This can be corrected by restarting the machine or importing the cmdlets from C:\Program Files\WindowsPowerShell\Modules\Azure\XXXX\ as following (where XXXX is the version of PowerShell installed:
Import-Module "C:\Program Files\WindowsPowerShell\Modules\Azure\XXXX\azure.psd1" Import-Module "C:\Program Files\WindowsPowerShell\Modules\Azure\XXXX\expressroute\expressroute.psd1"

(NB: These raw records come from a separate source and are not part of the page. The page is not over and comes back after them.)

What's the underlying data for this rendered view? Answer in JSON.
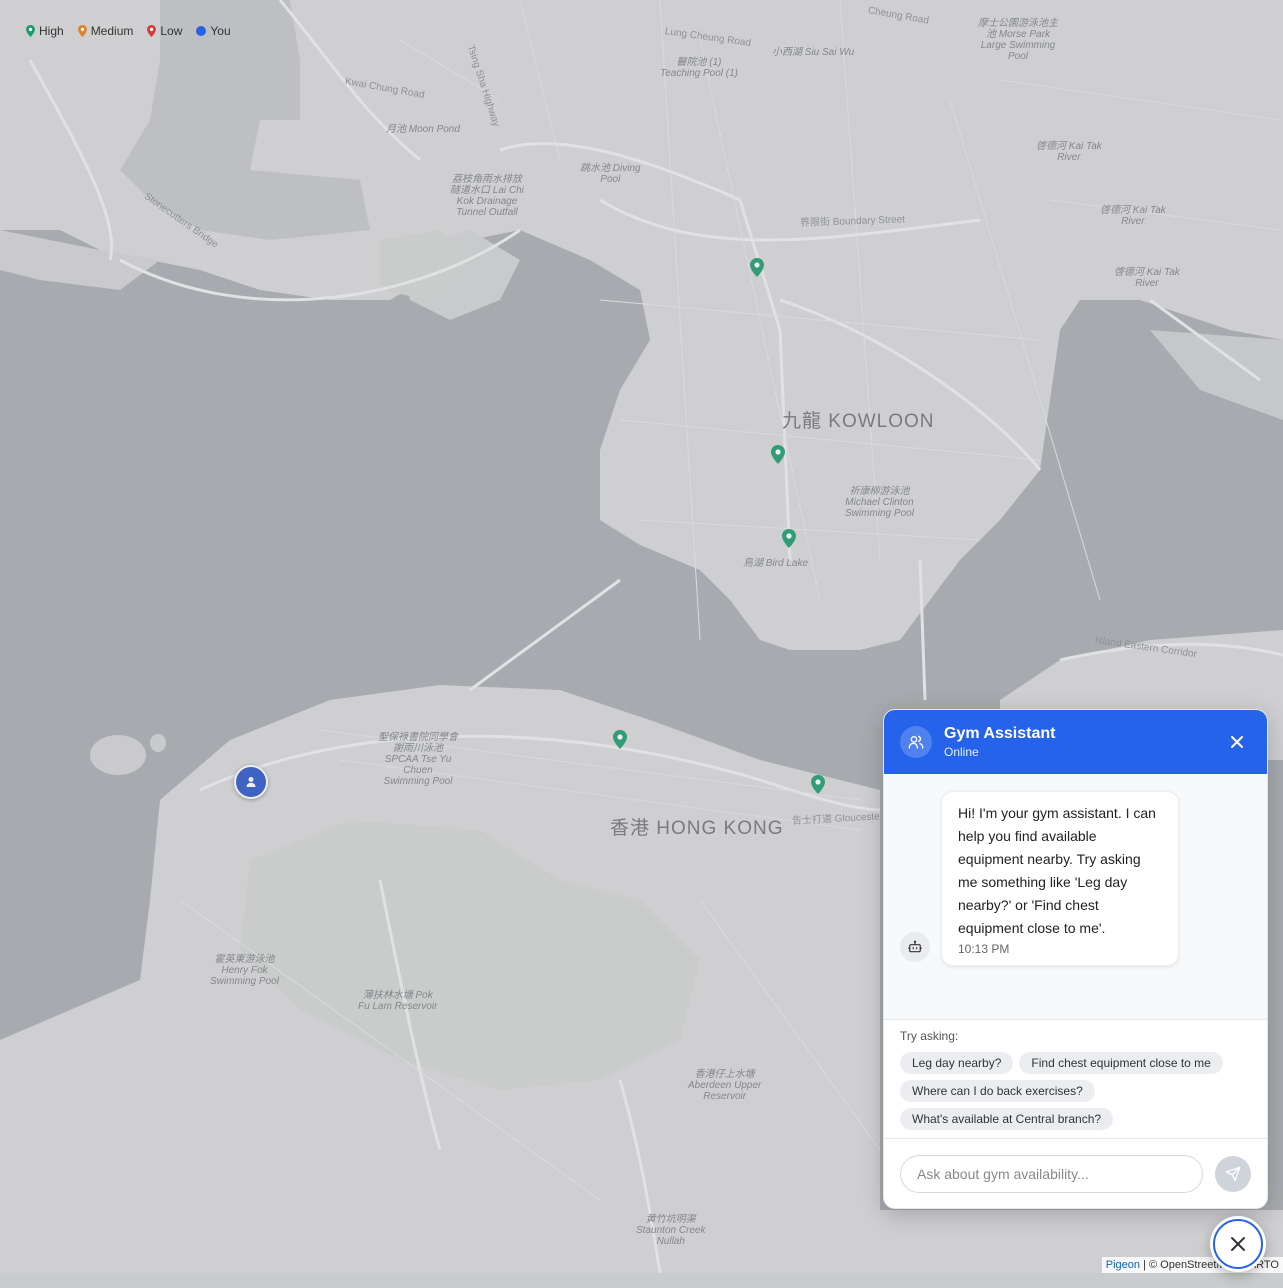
{
  "legend": {
    "items": [
      {
        "label": "High",
        "color": "#1a9b6c"
      },
      {
        "label": "Medium",
        "color": "#e0812a"
      },
      {
        "label": "Low",
        "color": "#d63b3b"
      },
      {
        "label": "You",
        "color": "#2563eb"
      }
    ]
  },
  "map": {
    "districts": {
      "kowloon": "九龍 KOWLOON",
      "hong_kong": "香港 HONG KONG"
    },
    "labels": {
      "lung_cheung": "Lung Cheung Road",
      "cheung_road": "Cheung Road",
      "teaching_pool_zh": "醫院池 (1)",
      "teaching_pool": "Teaching Pool (1)",
      "siu_sai_wu": "小西湖 Siu Sai Wu",
      "morse_park_zh": "摩士公園游泳池主",
      "morse_park": "池 Morse Park",
      "morse_park2": "Large Swimming",
      "morse_park3": "Pool",
      "kwai_chung": "Kwai Chung Road",
      "moon_pond": "月池 Moon Pond",
      "tsing_sha": "Tsing Sha Highway",
      "diving_pool_zh": "跳水池 Diving",
      "diving_pool": "Pool",
      "kai_tak_river_zh1": "啓德河 Kai Tak",
      "kai_tak_river1": "River",
      "kai_tak_river_zh2": "啓德河 Kai Tak",
      "kai_tak_river2": "River",
      "kai_tak_river_zh3": "啓德河 Kai Tak",
      "kai_tak_river3": "River",
      "lai_chi_kok_zh": "荔枝角雨水排放",
      "lai_chi_kok_zh2": "隧道水口 Lai Chi",
      "lai_chi_kok": "Kok Drainage",
      "lai_chi_kok2": "Tunnel Outfall",
      "boundary": "界限街 Boundary Street",
      "stonecutters": "Stonecutters Bridge",
      "michael_clinton_zh": "祈康柳游泳池",
      "michael_clinton": "Michael Clinton",
      "michael_clinton2": "Swimming Pool",
      "bird_lake": "鳥湖 Bird Lake",
      "island_eastern": "Island Eastern Corridor",
      "spcaa_zh1": "聖保祿書院同學會",
      "spcaa_zh2": "謝雨川泳池",
      "spcaa1": "SPCAA Tse Yu",
      "spcaa2": "Chuen",
      "spcaa3": "Swimming Pool",
      "henry_fok_zh": "霍英東游泳池",
      "henry_fok": "Henry Fok",
      "henry_fok2": "Swimming Pool",
      "pok_fu_lam_zh": "薄扶林水塘 Pok",
      "pok_fu_lam": "Fu Lam Reservoir",
      "aberdeen_zh": "香港仔上水塘",
      "aberdeen": "Aberdeen Upper",
      "aberdeen2": "Reservoir",
      "stounton_zh": "黄竹坑明渠",
      "stounton": "Staunton Creek",
      "stounton2": "Nullah",
      "gloucester": "告士打道 Glouceste"
    }
  },
  "attribution": {
    "link": "Pigeon",
    "text": " | © OpenStreetMap CARTO"
  },
  "chat": {
    "title": "Gym Assistant",
    "status": "Online",
    "message": {
      "text": "Hi! I'm your gym assistant. I can help you find available equipment nearby. Try asking me something like 'Leg day nearby?' or 'Find chest equipment close to me'.",
      "time": "10:13 PM"
    },
    "suggestions_title": "Try asking:",
    "suggestions": [
      "Leg day nearby?",
      "Find chest equipment close to me",
      "Where can I do back exercises?",
      "What's available at Central branch?"
    ],
    "input_placeholder": "Ask about gym availability..."
  }
}
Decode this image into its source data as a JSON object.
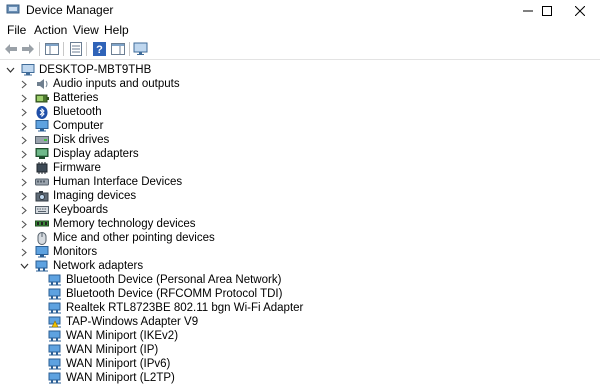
{
  "window": {
    "title": "Device Manager"
  },
  "menu": [
    "File",
    "Action",
    "View",
    "Help"
  ],
  "tree": {
    "root": "DESKTOP-MBT9THB",
    "categories": [
      {
        "label": "Audio inputs and outputs",
        "icon": "speaker-icon"
      },
      {
        "label": "Batteries",
        "icon": "battery-icon"
      },
      {
        "label": "Bluetooth",
        "icon": "bluetooth-icon"
      },
      {
        "label": "Computer",
        "icon": "computer-icon"
      },
      {
        "label": "Disk drives",
        "icon": "disk-drive-icon"
      },
      {
        "label": "Display adapters",
        "icon": "display-adapter-icon"
      },
      {
        "label": "Firmware",
        "icon": "firmware-icon"
      },
      {
        "label": "Human Interface Devices",
        "icon": "hid-icon"
      },
      {
        "label": "Imaging devices",
        "icon": "camera-icon"
      },
      {
        "label": "Keyboards",
        "icon": "keyboard-icon"
      },
      {
        "label": "Memory technology devices",
        "icon": "memory-icon"
      },
      {
        "label": "Mice and other pointing devices",
        "icon": "mouse-icon"
      },
      {
        "label": "Monitors",
        "icon": "monitor-icon"
      },
      {
        "label": "Network adapters",
        "icon": "network-adapter-icon",
        "expanded": true
      }
    ],
    "network_adapters": [
      "Bluetooth Device (Personal Area Network)",
      "Bluetooth Device (RFCOMM Protocol TDI)",
      "Realtek RTL8723BE 802.11 bgn Wi-Fi Adapter",
      "TAP-Windows Adapter V9",
      "WAN Miniport (IKEv2)",
      "WAN Miniport (IP)",
      "WAN Miniport (IPv6)",
      "WAN Miniport (L2TP)"
    ]
  }
}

See the following resources to learn more about using the cmdlets: